#### [Provided material]
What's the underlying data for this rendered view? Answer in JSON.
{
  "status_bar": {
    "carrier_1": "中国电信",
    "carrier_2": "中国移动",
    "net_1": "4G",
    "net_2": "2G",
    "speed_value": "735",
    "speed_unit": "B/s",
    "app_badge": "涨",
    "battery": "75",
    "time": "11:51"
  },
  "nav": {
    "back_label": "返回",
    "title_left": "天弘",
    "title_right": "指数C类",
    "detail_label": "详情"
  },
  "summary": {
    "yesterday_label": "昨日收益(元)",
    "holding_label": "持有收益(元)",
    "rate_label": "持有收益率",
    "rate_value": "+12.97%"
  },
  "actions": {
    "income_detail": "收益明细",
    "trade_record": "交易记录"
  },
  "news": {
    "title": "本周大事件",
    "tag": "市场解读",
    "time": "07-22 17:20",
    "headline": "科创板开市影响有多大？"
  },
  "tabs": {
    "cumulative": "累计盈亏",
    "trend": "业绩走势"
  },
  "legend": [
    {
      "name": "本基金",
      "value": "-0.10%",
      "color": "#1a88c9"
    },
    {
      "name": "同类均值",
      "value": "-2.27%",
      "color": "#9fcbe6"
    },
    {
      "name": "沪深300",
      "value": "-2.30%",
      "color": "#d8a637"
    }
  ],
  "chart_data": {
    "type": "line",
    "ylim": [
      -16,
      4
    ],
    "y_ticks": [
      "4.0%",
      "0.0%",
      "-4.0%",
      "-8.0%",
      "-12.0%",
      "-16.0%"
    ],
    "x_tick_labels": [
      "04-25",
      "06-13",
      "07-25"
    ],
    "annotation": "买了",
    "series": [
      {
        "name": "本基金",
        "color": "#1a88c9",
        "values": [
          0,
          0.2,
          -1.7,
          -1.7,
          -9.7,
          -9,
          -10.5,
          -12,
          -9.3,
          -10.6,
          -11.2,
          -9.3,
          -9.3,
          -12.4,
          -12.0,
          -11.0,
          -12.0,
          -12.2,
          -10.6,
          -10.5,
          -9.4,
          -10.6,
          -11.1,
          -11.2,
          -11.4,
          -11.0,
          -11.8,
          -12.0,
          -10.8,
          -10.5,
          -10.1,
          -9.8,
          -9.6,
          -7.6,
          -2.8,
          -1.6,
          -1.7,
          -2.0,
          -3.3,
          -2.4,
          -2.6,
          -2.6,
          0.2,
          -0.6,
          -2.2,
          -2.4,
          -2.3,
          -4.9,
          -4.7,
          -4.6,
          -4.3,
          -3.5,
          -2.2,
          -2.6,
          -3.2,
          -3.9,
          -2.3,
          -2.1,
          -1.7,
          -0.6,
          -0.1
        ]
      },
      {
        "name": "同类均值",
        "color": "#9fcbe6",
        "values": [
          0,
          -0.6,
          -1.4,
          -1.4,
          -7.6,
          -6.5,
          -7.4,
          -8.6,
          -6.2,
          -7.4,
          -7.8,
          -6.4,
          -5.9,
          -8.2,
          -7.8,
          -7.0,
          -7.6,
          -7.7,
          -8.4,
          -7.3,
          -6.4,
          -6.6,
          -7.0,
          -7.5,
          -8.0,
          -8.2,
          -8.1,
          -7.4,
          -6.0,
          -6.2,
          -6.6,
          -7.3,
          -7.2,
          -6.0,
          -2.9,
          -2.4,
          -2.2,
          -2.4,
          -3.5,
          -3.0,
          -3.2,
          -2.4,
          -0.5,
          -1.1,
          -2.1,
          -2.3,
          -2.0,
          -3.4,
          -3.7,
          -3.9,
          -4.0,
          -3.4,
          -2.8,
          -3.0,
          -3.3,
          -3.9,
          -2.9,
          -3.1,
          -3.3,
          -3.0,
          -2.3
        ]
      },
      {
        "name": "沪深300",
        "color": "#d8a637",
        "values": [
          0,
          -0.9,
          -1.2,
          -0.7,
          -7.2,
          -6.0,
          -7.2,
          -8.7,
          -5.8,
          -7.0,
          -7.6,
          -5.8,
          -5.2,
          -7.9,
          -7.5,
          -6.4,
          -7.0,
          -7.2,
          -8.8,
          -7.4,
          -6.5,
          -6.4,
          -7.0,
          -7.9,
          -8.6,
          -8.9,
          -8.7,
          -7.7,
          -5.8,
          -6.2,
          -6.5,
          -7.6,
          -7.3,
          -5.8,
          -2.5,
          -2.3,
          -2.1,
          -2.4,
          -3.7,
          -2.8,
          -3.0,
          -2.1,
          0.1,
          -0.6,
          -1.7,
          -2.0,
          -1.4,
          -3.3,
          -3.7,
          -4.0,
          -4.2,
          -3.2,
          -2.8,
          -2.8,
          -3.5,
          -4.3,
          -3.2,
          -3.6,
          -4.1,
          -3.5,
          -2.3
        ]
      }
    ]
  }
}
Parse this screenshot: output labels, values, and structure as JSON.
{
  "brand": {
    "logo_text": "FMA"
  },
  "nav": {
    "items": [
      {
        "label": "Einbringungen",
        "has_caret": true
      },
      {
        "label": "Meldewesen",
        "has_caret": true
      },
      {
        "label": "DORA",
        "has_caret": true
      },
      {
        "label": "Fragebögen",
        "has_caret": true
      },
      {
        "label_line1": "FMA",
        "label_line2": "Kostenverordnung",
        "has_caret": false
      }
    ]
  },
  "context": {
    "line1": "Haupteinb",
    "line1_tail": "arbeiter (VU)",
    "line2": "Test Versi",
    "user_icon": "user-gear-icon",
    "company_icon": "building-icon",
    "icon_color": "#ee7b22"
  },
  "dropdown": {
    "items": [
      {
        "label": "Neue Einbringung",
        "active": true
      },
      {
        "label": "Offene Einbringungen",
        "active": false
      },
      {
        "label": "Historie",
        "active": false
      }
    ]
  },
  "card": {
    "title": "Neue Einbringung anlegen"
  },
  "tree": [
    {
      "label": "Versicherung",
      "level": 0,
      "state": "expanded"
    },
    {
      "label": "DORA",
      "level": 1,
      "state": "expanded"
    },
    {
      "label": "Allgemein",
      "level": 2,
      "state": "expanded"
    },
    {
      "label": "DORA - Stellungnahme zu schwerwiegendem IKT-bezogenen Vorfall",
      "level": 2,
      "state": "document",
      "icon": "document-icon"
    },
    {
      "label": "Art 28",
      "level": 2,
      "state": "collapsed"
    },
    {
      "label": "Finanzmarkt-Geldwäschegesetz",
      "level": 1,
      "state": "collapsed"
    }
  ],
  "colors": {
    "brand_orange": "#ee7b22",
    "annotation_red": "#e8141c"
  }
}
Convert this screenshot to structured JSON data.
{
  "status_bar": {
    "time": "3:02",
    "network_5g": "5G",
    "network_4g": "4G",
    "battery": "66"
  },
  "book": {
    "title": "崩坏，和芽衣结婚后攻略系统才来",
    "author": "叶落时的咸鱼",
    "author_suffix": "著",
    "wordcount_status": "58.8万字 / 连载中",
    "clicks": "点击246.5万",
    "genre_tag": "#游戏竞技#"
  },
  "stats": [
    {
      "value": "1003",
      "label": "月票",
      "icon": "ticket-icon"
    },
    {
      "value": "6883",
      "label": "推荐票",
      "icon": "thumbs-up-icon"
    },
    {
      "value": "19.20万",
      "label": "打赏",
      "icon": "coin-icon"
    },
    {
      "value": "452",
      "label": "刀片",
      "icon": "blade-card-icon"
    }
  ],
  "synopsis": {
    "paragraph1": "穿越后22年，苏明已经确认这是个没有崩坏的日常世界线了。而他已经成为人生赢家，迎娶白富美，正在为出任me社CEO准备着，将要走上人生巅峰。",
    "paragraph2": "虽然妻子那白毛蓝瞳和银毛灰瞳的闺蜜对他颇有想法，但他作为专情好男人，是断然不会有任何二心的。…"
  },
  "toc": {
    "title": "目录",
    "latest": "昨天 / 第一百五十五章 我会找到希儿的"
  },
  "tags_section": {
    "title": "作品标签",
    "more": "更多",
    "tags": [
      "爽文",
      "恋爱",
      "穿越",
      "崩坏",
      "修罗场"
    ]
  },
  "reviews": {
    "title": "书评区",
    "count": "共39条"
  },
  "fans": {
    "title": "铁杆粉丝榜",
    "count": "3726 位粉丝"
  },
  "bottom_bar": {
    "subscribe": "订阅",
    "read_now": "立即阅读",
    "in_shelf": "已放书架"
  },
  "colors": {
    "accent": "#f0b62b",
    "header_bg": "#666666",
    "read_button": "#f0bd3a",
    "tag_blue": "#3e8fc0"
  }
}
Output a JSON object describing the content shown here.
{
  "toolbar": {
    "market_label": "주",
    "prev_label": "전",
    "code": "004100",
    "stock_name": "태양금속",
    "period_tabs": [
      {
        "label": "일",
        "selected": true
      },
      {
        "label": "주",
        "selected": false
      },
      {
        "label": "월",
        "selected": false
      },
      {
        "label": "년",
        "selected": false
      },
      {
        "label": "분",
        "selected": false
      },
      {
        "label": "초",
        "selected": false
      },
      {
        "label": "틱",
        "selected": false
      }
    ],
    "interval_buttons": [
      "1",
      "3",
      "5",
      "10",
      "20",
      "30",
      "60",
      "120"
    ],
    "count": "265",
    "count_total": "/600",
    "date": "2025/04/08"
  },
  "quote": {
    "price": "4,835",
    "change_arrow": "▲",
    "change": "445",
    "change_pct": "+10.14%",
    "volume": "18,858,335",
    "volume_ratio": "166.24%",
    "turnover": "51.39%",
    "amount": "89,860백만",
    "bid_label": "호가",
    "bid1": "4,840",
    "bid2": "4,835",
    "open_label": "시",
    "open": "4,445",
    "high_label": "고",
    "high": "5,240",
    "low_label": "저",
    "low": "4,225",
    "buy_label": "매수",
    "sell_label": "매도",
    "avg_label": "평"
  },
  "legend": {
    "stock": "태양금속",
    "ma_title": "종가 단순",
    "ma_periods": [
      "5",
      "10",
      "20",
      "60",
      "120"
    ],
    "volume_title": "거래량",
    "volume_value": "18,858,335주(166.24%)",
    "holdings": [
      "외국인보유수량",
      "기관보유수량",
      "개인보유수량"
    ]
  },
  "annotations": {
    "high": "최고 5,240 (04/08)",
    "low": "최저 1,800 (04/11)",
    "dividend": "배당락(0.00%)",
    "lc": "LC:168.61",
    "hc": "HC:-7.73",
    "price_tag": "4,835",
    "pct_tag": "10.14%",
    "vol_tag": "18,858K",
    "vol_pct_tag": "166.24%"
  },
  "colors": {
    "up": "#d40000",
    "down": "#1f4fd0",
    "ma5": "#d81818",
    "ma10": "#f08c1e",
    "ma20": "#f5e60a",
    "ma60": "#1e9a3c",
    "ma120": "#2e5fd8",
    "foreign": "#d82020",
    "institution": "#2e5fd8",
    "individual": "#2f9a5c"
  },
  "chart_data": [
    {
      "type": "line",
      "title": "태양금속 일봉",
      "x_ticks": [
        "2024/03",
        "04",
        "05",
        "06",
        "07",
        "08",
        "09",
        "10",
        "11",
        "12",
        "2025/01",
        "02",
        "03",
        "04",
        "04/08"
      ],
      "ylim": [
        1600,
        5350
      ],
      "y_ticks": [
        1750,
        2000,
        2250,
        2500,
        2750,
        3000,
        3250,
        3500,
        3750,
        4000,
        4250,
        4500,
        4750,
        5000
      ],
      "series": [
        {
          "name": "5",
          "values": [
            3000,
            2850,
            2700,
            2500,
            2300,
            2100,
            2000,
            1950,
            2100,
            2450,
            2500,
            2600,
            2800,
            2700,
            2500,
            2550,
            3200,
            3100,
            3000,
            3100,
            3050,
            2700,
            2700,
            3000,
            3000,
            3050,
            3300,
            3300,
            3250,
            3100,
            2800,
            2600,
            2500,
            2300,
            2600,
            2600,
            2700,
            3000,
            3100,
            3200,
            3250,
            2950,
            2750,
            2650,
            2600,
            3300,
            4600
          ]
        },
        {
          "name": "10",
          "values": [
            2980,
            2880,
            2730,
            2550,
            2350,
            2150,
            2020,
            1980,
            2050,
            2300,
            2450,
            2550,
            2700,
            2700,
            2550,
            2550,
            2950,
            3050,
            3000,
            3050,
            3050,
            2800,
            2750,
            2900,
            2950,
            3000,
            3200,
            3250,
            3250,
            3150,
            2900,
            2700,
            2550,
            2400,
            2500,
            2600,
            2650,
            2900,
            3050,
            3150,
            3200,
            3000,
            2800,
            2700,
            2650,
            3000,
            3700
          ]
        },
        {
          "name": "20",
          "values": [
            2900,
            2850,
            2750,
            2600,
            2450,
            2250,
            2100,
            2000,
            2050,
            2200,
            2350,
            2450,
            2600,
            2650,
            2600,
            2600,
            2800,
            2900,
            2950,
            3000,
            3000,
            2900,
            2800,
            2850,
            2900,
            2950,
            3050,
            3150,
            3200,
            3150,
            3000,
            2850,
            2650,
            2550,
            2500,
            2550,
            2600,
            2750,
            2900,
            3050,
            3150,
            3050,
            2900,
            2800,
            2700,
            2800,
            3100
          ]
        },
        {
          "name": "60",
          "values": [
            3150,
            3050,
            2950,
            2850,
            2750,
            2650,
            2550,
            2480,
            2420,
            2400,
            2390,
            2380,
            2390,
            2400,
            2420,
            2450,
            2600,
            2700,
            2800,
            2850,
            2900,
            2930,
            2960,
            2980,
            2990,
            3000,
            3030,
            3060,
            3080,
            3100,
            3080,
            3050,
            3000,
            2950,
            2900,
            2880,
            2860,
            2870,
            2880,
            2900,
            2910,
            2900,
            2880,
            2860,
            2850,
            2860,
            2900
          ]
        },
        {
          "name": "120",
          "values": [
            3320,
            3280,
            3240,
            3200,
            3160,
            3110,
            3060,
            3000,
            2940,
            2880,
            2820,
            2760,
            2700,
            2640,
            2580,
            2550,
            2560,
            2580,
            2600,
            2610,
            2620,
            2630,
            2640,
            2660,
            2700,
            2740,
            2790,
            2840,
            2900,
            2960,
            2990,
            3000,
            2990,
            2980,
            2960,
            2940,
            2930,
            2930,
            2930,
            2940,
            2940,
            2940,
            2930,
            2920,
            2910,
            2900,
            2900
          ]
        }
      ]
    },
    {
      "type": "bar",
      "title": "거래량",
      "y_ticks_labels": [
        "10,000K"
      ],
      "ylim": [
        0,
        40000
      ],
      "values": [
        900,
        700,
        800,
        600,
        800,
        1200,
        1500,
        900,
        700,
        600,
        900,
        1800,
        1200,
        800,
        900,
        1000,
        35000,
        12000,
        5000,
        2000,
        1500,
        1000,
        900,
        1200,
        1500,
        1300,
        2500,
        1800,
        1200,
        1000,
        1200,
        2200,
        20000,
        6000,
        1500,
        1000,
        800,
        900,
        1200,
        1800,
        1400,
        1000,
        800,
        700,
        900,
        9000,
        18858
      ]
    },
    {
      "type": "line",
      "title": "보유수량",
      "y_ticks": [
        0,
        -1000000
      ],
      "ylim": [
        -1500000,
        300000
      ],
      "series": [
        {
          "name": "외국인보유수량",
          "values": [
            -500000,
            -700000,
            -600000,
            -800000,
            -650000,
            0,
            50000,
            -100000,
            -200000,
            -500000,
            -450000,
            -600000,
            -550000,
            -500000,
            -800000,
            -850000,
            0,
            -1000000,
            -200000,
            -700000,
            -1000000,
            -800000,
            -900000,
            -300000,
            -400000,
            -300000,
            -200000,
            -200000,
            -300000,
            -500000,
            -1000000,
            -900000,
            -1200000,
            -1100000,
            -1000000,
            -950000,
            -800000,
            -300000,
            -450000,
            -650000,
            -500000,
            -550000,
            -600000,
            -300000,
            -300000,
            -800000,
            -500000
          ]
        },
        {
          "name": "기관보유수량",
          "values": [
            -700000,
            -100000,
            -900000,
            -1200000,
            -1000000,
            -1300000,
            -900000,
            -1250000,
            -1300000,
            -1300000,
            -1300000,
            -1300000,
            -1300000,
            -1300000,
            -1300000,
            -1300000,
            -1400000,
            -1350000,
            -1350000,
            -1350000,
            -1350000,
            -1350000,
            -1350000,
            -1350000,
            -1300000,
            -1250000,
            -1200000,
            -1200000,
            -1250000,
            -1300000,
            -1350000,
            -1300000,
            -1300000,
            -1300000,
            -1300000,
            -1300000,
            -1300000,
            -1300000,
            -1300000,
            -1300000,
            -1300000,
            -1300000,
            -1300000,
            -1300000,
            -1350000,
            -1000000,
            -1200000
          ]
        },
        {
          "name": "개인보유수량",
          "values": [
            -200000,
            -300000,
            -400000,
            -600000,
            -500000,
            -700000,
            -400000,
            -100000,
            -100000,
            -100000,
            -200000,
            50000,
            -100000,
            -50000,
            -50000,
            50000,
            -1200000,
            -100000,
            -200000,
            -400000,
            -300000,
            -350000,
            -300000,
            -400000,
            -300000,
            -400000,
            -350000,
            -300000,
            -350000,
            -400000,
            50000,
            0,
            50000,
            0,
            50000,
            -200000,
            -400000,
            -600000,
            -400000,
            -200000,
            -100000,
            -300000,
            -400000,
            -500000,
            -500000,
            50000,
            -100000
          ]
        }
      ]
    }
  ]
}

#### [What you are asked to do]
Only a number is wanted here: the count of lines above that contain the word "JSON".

#### [Output]
4